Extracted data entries
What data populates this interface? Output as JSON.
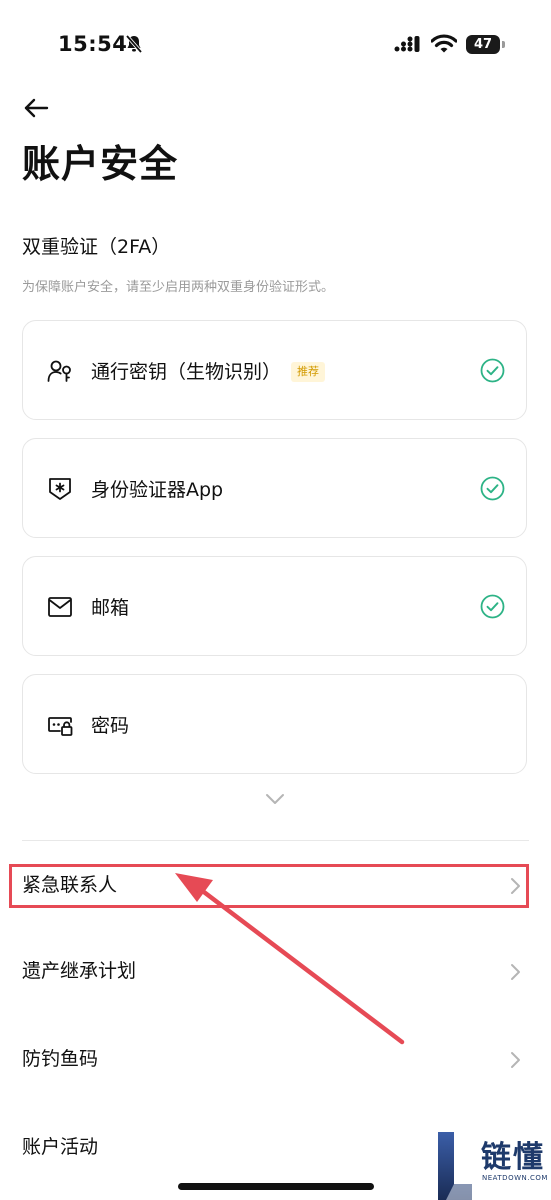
{
  "status_bar": {
    "time": "15:54",
    "battery": "47"
  },
  "header": {
    "title": "账户安全"
  },
  "two_fa": {
    "title": "双重验证（2FA）",
    "description": "为保障账户安全，请至少启用两种双重身份验证形式。",
    "methods": [
      {
        "label": "通行密钥（生物识别）",
        "badge": "推荐",
        "enabled": true,
        "icon": "passkey-user-icon"
      },
      {
        "label": "身份验证器App",
        "enabled": true,
        "icon": "shield-authenticator-icon"
      },
      {
        "label": "邮箱",
        "enabled": true,
        "icon": "mail-icon"
      },
      {
        "label": "密码",
        "enabled": false,
        "icon": "password-lock-icon"
      }
    ]
  },
  "menu": [
    {
      "label": "紧急联系人",
      "highlighted": true
    },
    {
      "label": "遗产继承计划"
    },
    {
      "label": "防钓鱼码"
    },
    {
      "label": "账户活动"
    }
  ],
  "watermark": {
    "main": "链懂",
    "sub": "NEATDOWN.COM",
    "logo": "L"
  },
  "colors": {
    "check": "#2db386",
    "highlight": "#e64a55",
    "badge_text": "#d29a00"
  }
}
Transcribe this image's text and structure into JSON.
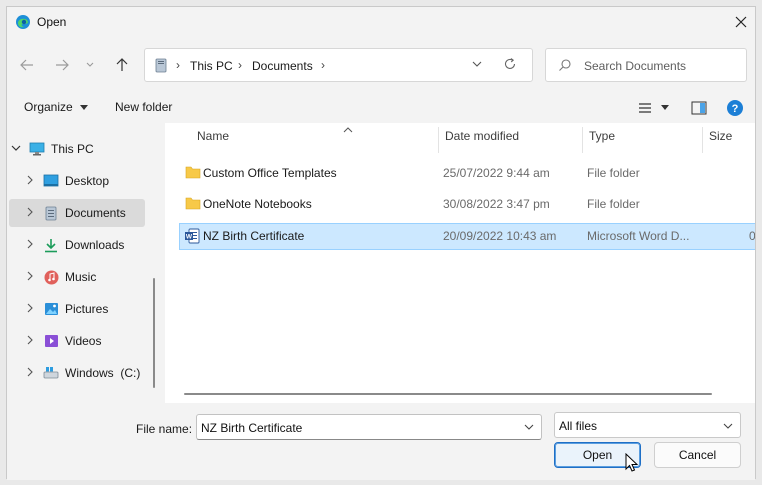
{
  "window": {
    "title": "Open"
  },
  "nav": {
    "path": [
      "This PC",
      "Documents"
    ],
    "search_placeholder": "Search Documents"
  },
  "commands": {
    "organize": "Organize",
    "new_folder": "New folder"
  },
  "tree": [
    {
      "label": "This PC",
      "icon": "computer-icon",
      "expanded": true
    },
    {
      "label": "Desktop",
      "icon": "desktop-icon"
    },
    {
      "label": "Documents",
      "icon": "documents-icon",
      "selected": true
    },
    {
      "label": "Downloads",
      "icon": "downloads-icon"
    },
    {
      "label": "Music",
      "icon": "music-icon"
    },
    {
      "label": "Pictures",
      "icon": "pictures-icon"
    },
    {
      "label": "Videos",
      "icon": "videos-icon"
    },
    {
      "label": "Windows  (C:)",
      "icon": "drive-icon"
    }
  ],
  "columns": {
    "name": "Name",
    "date": "Date modified",
    "type": "Type",
    "size": "Size"
  },
  "files": [
    {
      "name": "Custom Office Templates",
      "date": "25/07/2022 9:44 am",
      "type": "File folder",
      "size": "",
      "icon": "folder-icon"
    },
    {
      "name": "OneNote Notebooks",
      "date": "30/08/2022 3:47 pm",
      "type": "File folder",
      "size": "",
      "icon": "folder-icon"
    },
    {
      "name": "NZ Birth Certificate",
      "date": "20/09/2022 10:43 am",
      "type": "Microsoft Word D...",
      "size": "0",
      "icon": "word-doc-icon",
      "selected": true
    }
  ],
  "bottom": {
    "file_name_label": "File name:",
    "file_name_value": "NZ Birth Certificate",
    "filter_value": "All files",
    "open_label": "Open",
    "cancel_label": "Cancel"
  },
  "colors": {
    "accent": "#0067c0",
    "selection": "#cce8ff",
    "folder": "#f7c948"
  }
}
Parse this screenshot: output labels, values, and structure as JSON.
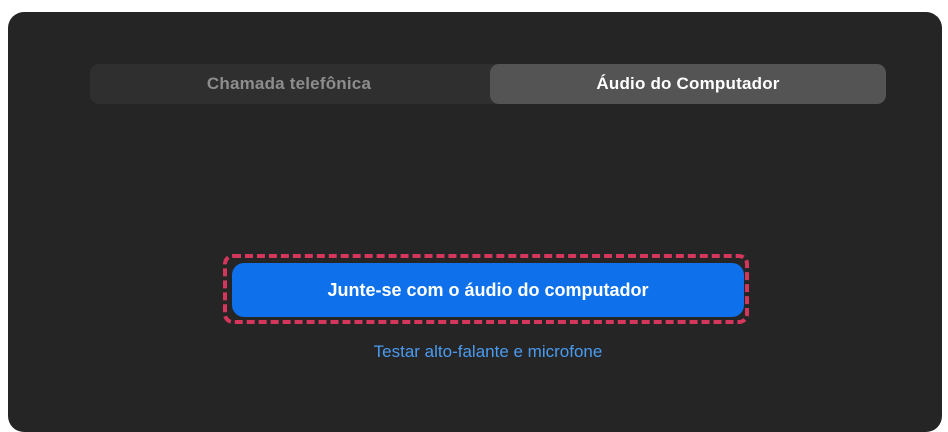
{
  "tabs": {
    "phone_call": "Chamada telefônica",
    "computer_audio": "Áudio do Computador",
    "selected": "computer_audio"
  },
  "join_button": {
    "label": "Junte-se com o áudio do computador"
  },
  "test_link": {
    "label": "Testar alto-falante e microfone"
  },
  "colors": {
    "dialog_bg": "#252525",
    "segment_bg": "#2f2f2f",
    "segment_selected_bg": "#545454",
    "primary_button": "#0e71eb",
    "link": "#4a9bf0",
    "highlight_ring": "#d4365c"
  }
}
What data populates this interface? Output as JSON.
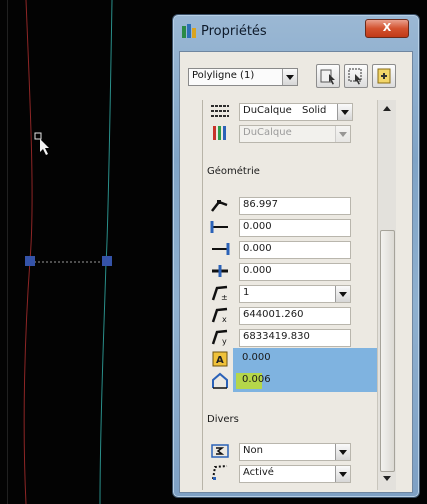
{
  "window": {
    "title": "Propriétés",
    "close_label": "X"
  },
  "toolbar": {
    "object_type": "Polyligne (1)",
    "buttons": [
      "quick-select-icon",
      "select-objects-icon",
      "toggle-pickadd-icon"
    ]
  },
  "general": {
    "rows": [
      {
        "icon": "linetype-icon",
        "value": "DuCalque",
        "extra": "Solid"
      },
      {
        "icon": "plotstyle-icon",
        "value": "DuCalque"
      }
    ]
  },
  "geometry": {
    "label": "Géométrie",
    "rows": [
      {
        "icon": "vertex-icon",
        "value": "86.997",
        "type": "text"
      },
      {
        "icon": "start-segment-width-icon",
        "value": "0.000",
        "type": "text"
      },
      {
        "icon": "end-segment-width-icon",
        "value": "0.000",
        "type": "text"
      },
      {
        "icon": "global-width-icon",
        "value": "0.000",
        "type": "text"
      },
      {
        "icon": "current-vertex-icon",
        "value": "1",
        "type": "select"
      },
      {
        "icon": "vertex-x-icon",
        "value": "644001.260",
        "type": "text"
      },
      {
        "icon": "vertex-y-icon",
        "value": "6833419.830",
        "type": "text"
      },
      {
        "icon": "area-icon",
        "value": "0.000",
        "type": "highlight"
      },
      {
        "icon": "length-icon",
        "value": "0.006",
        "type": "highlight-green"
      }
    ]
  },
  "misc": {
    "label": "Divers",
    "rows": [
      {
        "icon": "closed-icon",
        "value": "Non",
        "type": "select"
      },
      {
        "icon": "linetype-generation-icon",
        "value": "Activé",
        "type": "select"
      }
    ]
  },
  "colors": {
    "background": "#030303",
    "polyline_red": "#8e2626",
    "polyline_cyan": "#2a8f8a",
    "grip_blue": "#3553a8",
    "selection_highlight": "#7fb3e0",
    "green_value": "#b5d64a"
  }
}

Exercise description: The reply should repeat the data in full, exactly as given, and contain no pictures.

Written answer:
What data populates this interface? Output as JSON.
{
  "status_bar": {
    "time": "15:54",
    "battery": "47"
  },
  "header": {
    "title": "账户安全"
  },
  "two_fa": {
    "title": "双重验证（2FA）",
    "description": "为保障账户安全，请至少启用两种双重身份验证形式。",
    "methods": [
      {
        "label": "通行密钥（生物识别）",
        "badge": "推荐",
        "enabled": true,
        "icon": "passkey-user-icon"
      },
      {
        "label": "身份验证器App",
        "enabled": true,
        "icon": "shield-authenticator-icon"
      },
      {
        "label": "邮箱",
        "enabled": true,
        "icon": "mail-icon"
      },
      {
        "label": "密码",
        "enabled": false,
        "icon": "password-lock-icon"
      }
    ]
  },
  "menu": [
    {
      "label": "紧急联系人",
      "highlighted": true
    },
    {
      "label": "遗产继承计划"
    },
    {
      "label": "防钓鱼码"
    },
    {
      "label": "账户活动"
    }
  ],
  "watermark": {
    "main": "链懂",
    "sub": "NEATDOWN.COM",
    "logo": "L"
  },
  "colors": {
    "check": "#2db386",
    "highlight": "#e64a55",
    "badge_text": "#d29a00"
  }
}
Transcribe this image's text and structure into JSON.
{
  "window": {
    "title": "Open"
  },
  "nav": {
    "path": [
      "This PC",
      "Documents"
    ],
    "search_placeholder": "Search Documents"
  },
  "commands": {
    "organize": "Organize",
    "new_folder": "New folder"
  },
  "tree": [
    {
      "label": "This PC",
      "icon": "computer-icon",
      "expanded": true
    },
    {
      "label": "Desktop",
      "icon": "desktop-icon"
    },
    {
      "label": "Documents",
      "icon": "documents-icon",
      "selected": true
    },
    {
      "label": "Downloads",
      "icon": "downloads-icon"
    },
    {
      "label": "Music",
      "icon": "music-icon"
    },
    {
      "label": "Pictures",
      "icon": "pictures-icon"
    },
    {
      "label": "Videos",
      "icon": "videos-icon"
    },
    {
      "label": "Windows  (C:)",
      "icon": "drive-icon"
    }
  ],
  "columns": {
    "name": "Name",
    "date": "Date modified",
    "type": "Type",
    "size": "Size"
  },
  "files": [
    {
      "name": "Custom Office Templates",
      "date": "25/07/2022 9:44 am",
      "type": "File folder",
      "size": "",
      "icon": "folder-icon"
    },
    {
      "name": "OneNote Notebooks",
      "date": "30/08/2022 3:47 pm",
      "type": "File folder",
      "size": "",
      "icon": "folder-icon"
    },
    {
      "name": "NZ Birth Certificate",
      "date": "20/09/2022 10:43 am",
      "type": "Microsoft Word D...",
      "size": "0",
      "icon": "word-doc-icon",
      "selected": true
    }
  ],
  "bottom": {
    "file_name_label": "File name:",
    "file_name_value": "NZ Birth Certificate",
    "filter_value": "All files",
    "open_label": "Open",
    "cancel_label": "Cancel"
  },
  "colors": {
    "accent": "#0067c0",
    "selection": "#cce8ff",
    "folder": "#f7c948"
  }
}
Parse this screenshot: output labels, values, and structure as JSON.
{
  "tabs": {
    "phone_call": "Chamada telefônica",
    "computer_audio": "Áudio do Computador",
    "selected": "computer_audio"
  },
  "join_button": {
    "label": "Junte-se com o áudio do computador"
  },
  "test_link": {
    "label": "Testar alto-falante e microfone"
  },
  "colors": {
    "dialog_bg": "#252525",
    "segment_bg": "#2f2f2f",
    "segment_selected_bg": "#545454",
    "primary_button": "#0e71eb",
    "link": "#4a9bf0",
    "highlight_ring": "#d4365c"
  }
}
What data populates this interface? Output as JSON.
{
  "window": {
    "title": "Propriétés",
    "close_label": "X"
  },
  "toolbar": {
    "object_type": "Polyligne (1)",
    "buttons": [
      "quick-select-icon",
      "select-objects-icon",
      "toggle-pickadd-icon"
    ]
  },
  "general": {
    "rows": [
      {
        "icon": "linetype-icon",
        "value": "DuCalque",
        "extra": "Solid"
      },
      {
        "icon": "plotstyle-icon",
        "value": "DuCalque"
      }
    ]
  },
  "geometry": {
    "label": "Géométrie",
    "rows": [
      {
        "icon": "vertex-icon",
        "value": "86.997",
        "type": "text"
      },
      {
        "icon": "start-segment-width-icon",
        "value": "0.000",
        "type": "text"
      },
      {
        "icon": "end-segment-width-icon",
        "value": "0.000",
        "type": "text"
      },
      {
        "icon": "global-width-icon",
        "value": "0.000",
        "type": "text"
      },
      {
        "icon": "current-vertex-icon",
        "value": "1",
        "type": "select"
      },
      {
        "icon": "vertex-x-icon",
        "value": "644001.260",
        "type": "text"
      },
      {
        "icon": "vertex-y-icon",
        "value": "6833419.830",
        "type": "text"
      },
      {
        "icon": "area-icon",
        "value": "0.000",
        "type": "highlight"
      },
      {
        "icon": "length-icon",
        "value": "0.006",
        "type": "highlight-green"
      }
    ]
  },
  "misc": {
    "label": "Divers",
    "rows": [
      {
        "icon": "closed-icon",
        "value": "Non",
        "type": "select"
      },
      {
        "icon": "linetype-generation-icon",
        "value": "Activé",
        "type": "select"
      }
    ]
  },
  "colors": {
    "background": "#030303",
    "polyline_red": "#8e2626",
    "polyline_cyan": "#2a8f8a",
    "grip_blue": "#3553a8",
    "selection_highlight": "#7fb3e0",
    "green_value": "#b5d64a"
  }
}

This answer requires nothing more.